§ Instructions to follow:
For each entry, repeat the text exactly and omit any picture it holds.

§ Data shown:
○ ○ ○

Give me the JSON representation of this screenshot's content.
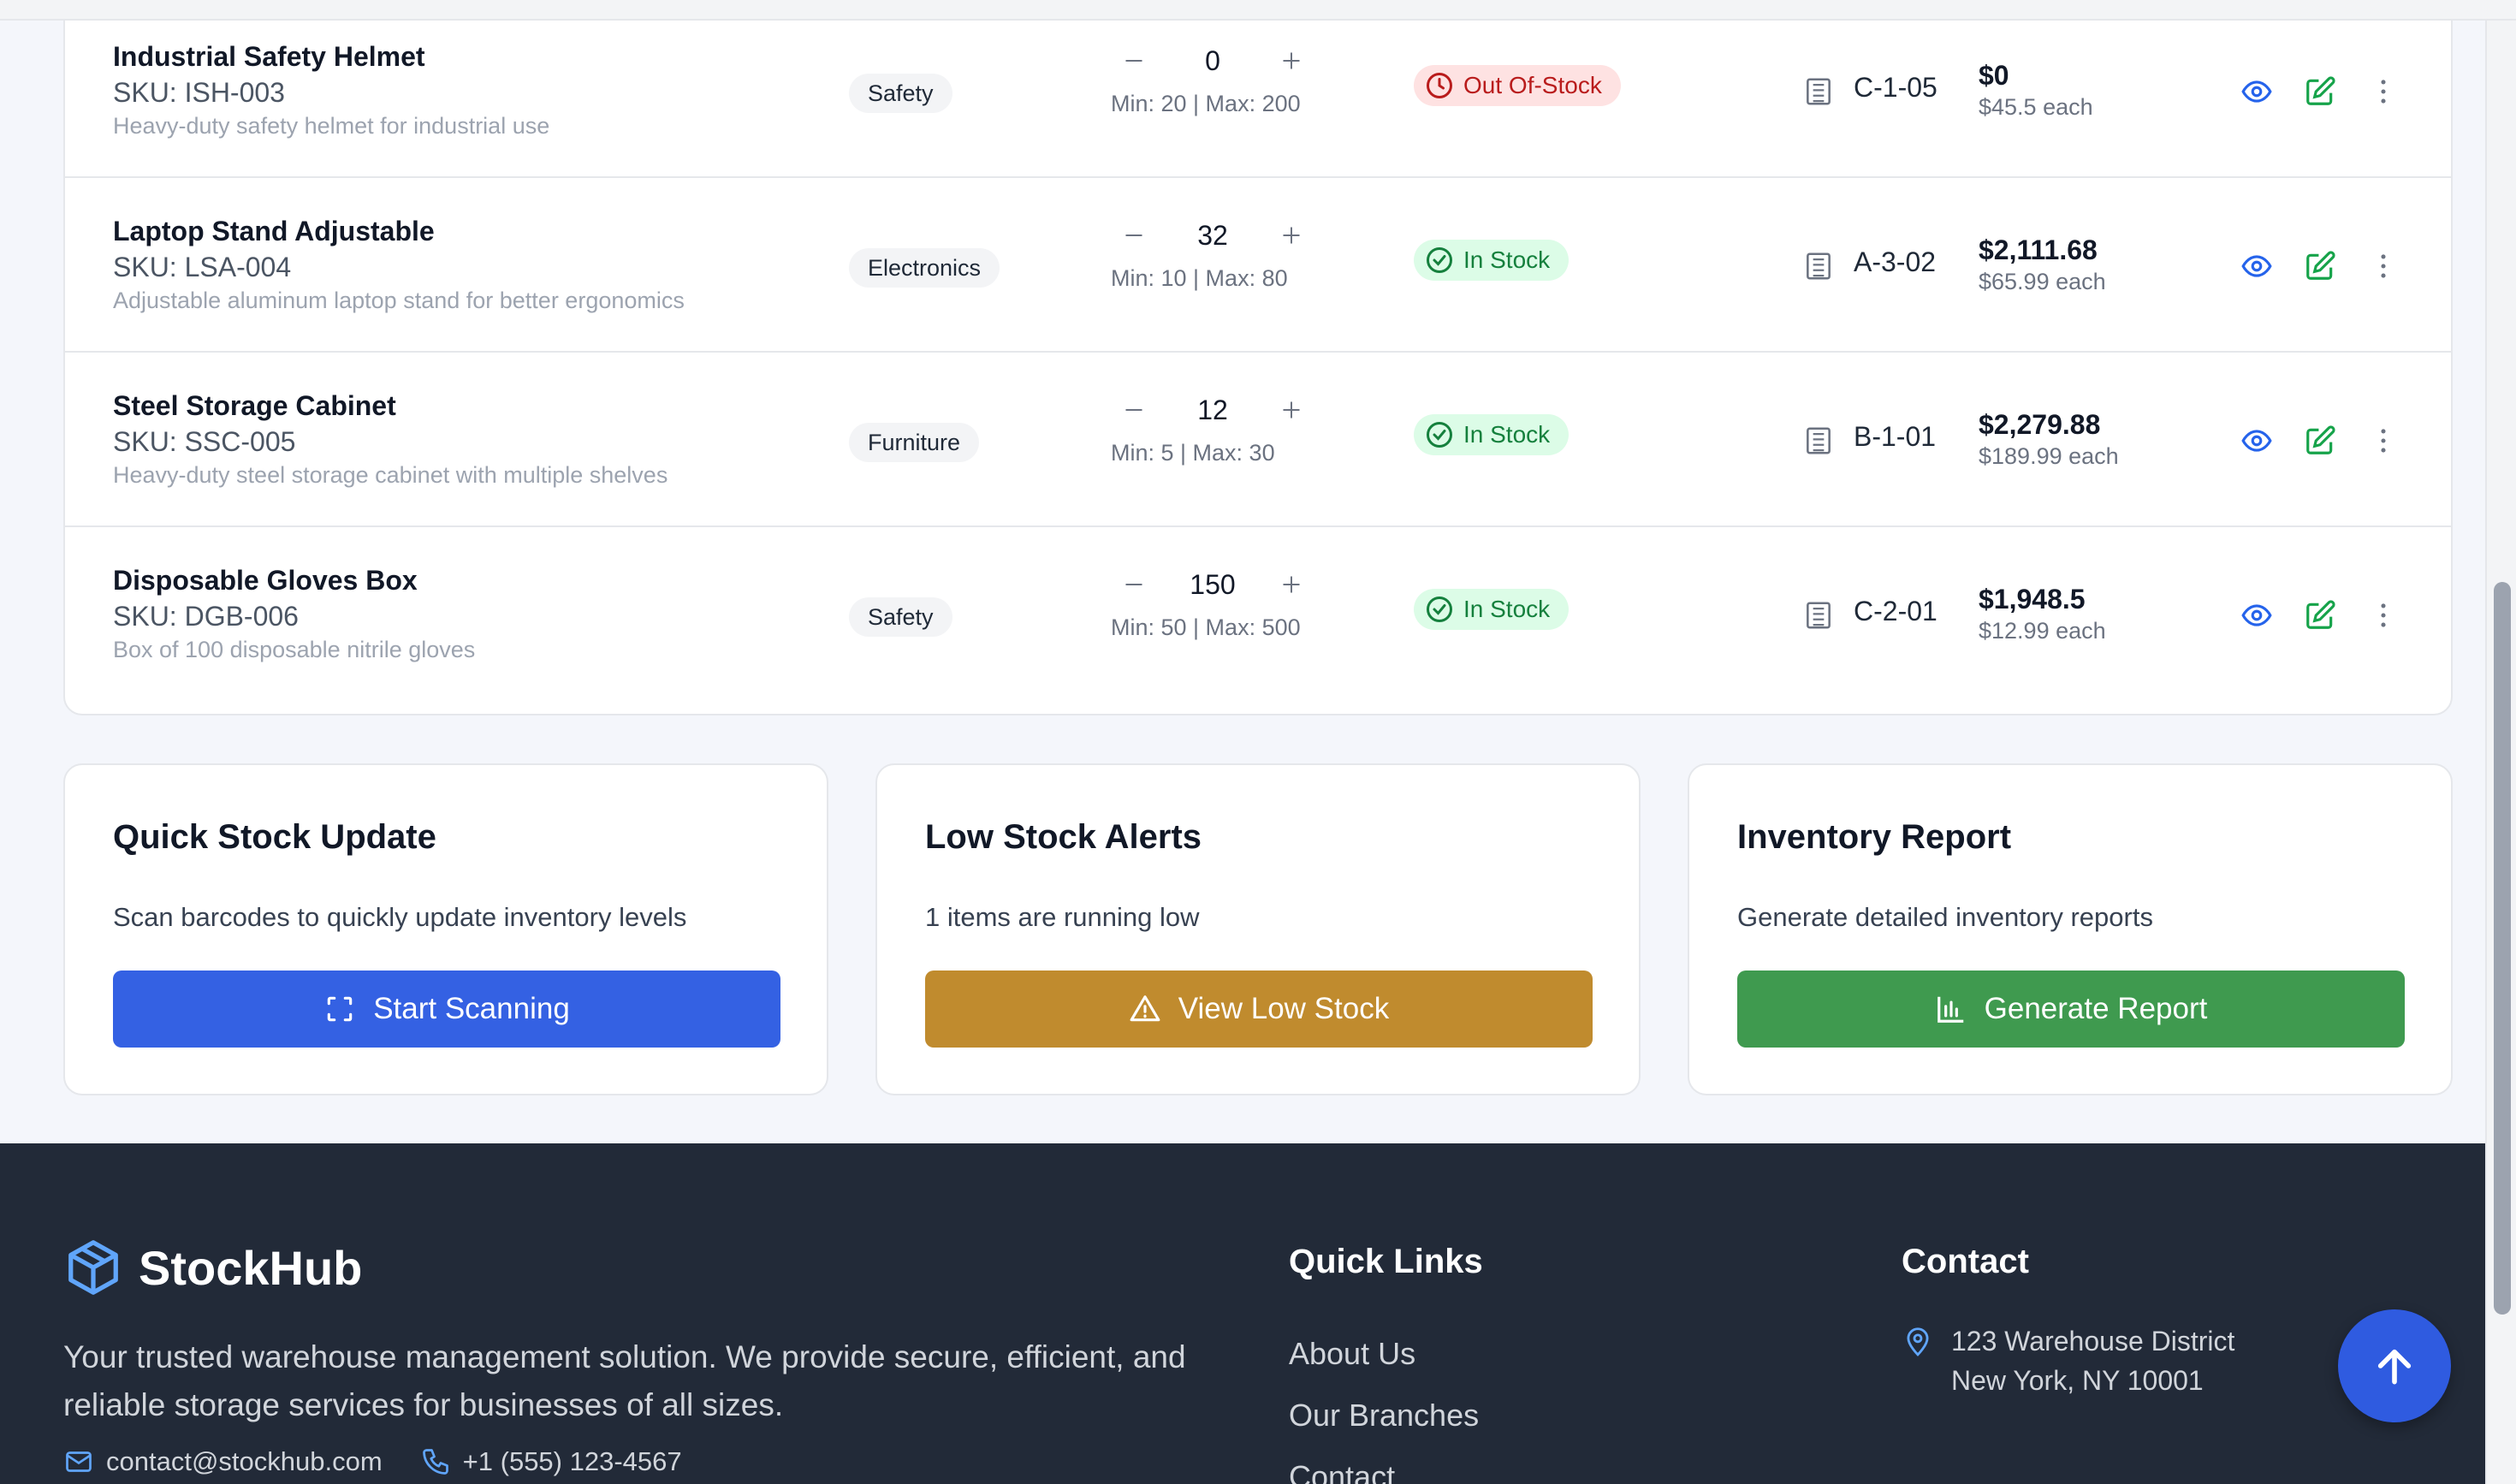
{
  "inventory": {
    "rows": [
      {
        "name": "Industrial Safety Helmet",
        "sku": "SKU: ISH-003",
        "desc": "Heavy-duty safety helmet for industrial use",
        "category": "Safety",
        "qty": "0",
        "range": "Min: 20 | Max: 200",
        "status": "Out Of-Stock",
        "location": "C-1-05",
        "total": "$0",
        "each": "$45.5 each"
      },
      {
        "name": "Laptop Stand Adjustable",
        "sku": "SKU: LSA-004",
        "desc": "Adjustable aluminum laptop stand for better ergonomics",
        "category": "Electronics",
        "qty": "32",
        "range": "Min: 10 | Max: 80",
        "status": "In Stock",
        "location": "A-3-02",
        "total": "$2,111.68",
        "each": "$65.99 each"
      },
      {
        "name": "Steel Storage Cabinet",
        "sku": "SKU: SSC-005",
        "desc": "Heavy-duty steel storage cabinet with multiple shelves",
        "category": "Furniture",
        "qty": "12",
        "range": "Min: 5 | Max: 30",
        "status": "In Stock",
        "location": "B-1-01",
        "total": "$2,279.88",
        "each": "$189.99 each"
      },
      {
        "name": "Disposable Gloves Box",
        "sku": "SKU: DGB-006",
        "desc": "Box of 100 disposable nitrile gloves",
        "category": "Safety",
        "qty": "150",
        "range": "Min: 50 | Max: 500",
        "status": "In Stock",
        "location": "C-2-01",
        "total": "$1,948.5",
        "each": "$12.99 each"
      }
    ],
    "icons": {
      "decrement": "minus-icon",
      "increment": "plus-icon",
      "view": "eye-icon",
      "edit": "edit-icon",
      "more": "more-vertical-icon",
      "location": "building-icon"
    }
  },
  "cards": {
    "scan": {
      "title": "Quick Stock Update",
      "text": "Scan barcodes to quickly update inventory levels",
      "button": "Start Scanning",
      "color": "#3461e3"
    },
    "alerts": {
      "title": "Low Stock Alerts",
      "text": "1 items are running low",
      "button": "View Low Stock",
      "color": "#c08b2e"
    },
    "report": {
      "title": "Inventory Report",
      "text": "Generate detailed inventory reports",
      "button": "Generate Report",
      "color": "#3f9a4f"
    }
  },
  "footer": {
    "brand": "StockHub",
    "tagline": "Your trusted warehouse management solution. We provide secure, efficient, and reliable storage services for businesses of all sizes.",
    "email": "contact@stockhub.com",
    "phone": "+1 (555) 123-4567",
    "quick_links_title": "Quick Links",
    "links": [
      "About Us",
      "Our Branches",
      "Contact"
    ],
    "contact_title": "Contact",
    "address_line1": "123 Warehouse District",
    "address_line2": "New York, NY 10001"
  },
  "colors": {
    "footer_bg": "#222a38",
    "in_stock_bg": "#dcfce7",
    "out_stock_bg": "#fee2e2",
    "accent_blue": "#2f5be0"
  }
}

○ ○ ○

§ Solution for this task:
Give me the JSON representation of this screenshot's content.
{
  "inventory": {
    "rows": [
      {
        "name": "Industrial Safety Helmet",
        "sku": "SKU: ISH-003",
        "desc": "Heavy-duty safety helmet for industrial use",
        "category": "Safety",
        "qty": "0",
        "range": "Min: 20 | Max: 200",
        "status": "Out Of-Stock",
        "location": "C-1-05",
        "total": "$0",
        "each": "$45.5 each"
      },
      {
        "name": "Laptop Stand Adjustable",
        "sku": "SKU: LSA-004",
        "desc": "Adjustable aluminum laptop stand for better ergonomics",
        "category": "Electronics",
        "qty": "32",
        "range": "Min: 10 | Max: 80",
        "status": "In Stock",
        "location": "A-3-02",
        "total": "$2,111.68",
        "each": "$65.99 each"
      },
      {
        "name": "Steel Storage Cabinet",
        "sku": "SKU: SSC-005",
        "desc": "Heavy-duty steel storage cabinet with multiple shelves",
        "category": "Furniture",
        "qty": "12",
        "range": "Min: 5 | Max: 30",
        "status": "In Stock",
        "location": "B-1-01",
        "total": "$2,279.88",
        "each": "$189.99 each"
      },
      {
        "name": "Disposable Gloves Box",
        "sku": "SKU: DGB-006",
        "desc": "Box of 100 disposable nitrile gloves",
        "category": "Safety",
        "qty": "150",
        "range": "Min: 50 | Max: 500",
        "status": "In Stock",
        "location": "C-2-01",
        "total": "$1,948.5",
        "each": "$12.99 each"
      }
    ],
    "icons": {
      "decrement": "minus-icon",
      "increment": "plus-icon",
      "view": "eye-icon",
      "edit": "edit-icon",
      "more": "more-vertical-icon",
      "location": "building-icon"
    }
  },
  "cards": {
    "scan": {
      "title": "Quick Stock Update",
      "text": "Scan barcodes to quickly update inventory levels",
      "button": "Start Scanning",
      "color": "#3461e3"
    },
    "alerts": {
      "title": "Low Stock Alerts",
      "text": "1 items are running low",
      "button": "View Low Stock",
      "color": "#c08b2e"
    },
    "report": {
      "title": "Inventory Report",
      "text": "Generate detailed inventory reports",
      "button": "Generate Report",
      "color": "#3f9a4f"
    }
  },
  "footer": {
    "brand": "StockHub",
    "tagline": "Your trusted warehouse management solution. We provide secure, efficient, and reliable storage services for businesses of all sizes.",
    "email": "contact@stockhub.com",
    "phone": "+1 (555) 123-4567",
    "quick_links_title": "Quick Links",
    "links": [
      "About Us",
      "Our Branches",
      "Contact"
    ],
    "contact_title": "Contact",
    "address_line1": "123 Warehouse District",
    "address_line2": "New York, NY 10001"
  },
  "colors": {
    "footer_bg": "#222a38",
    "in_stock_bg": "#dcfce7",
    "out_stock_bg": "#fee2e2",
    "accent_blue": "#2f5be0"
  }
}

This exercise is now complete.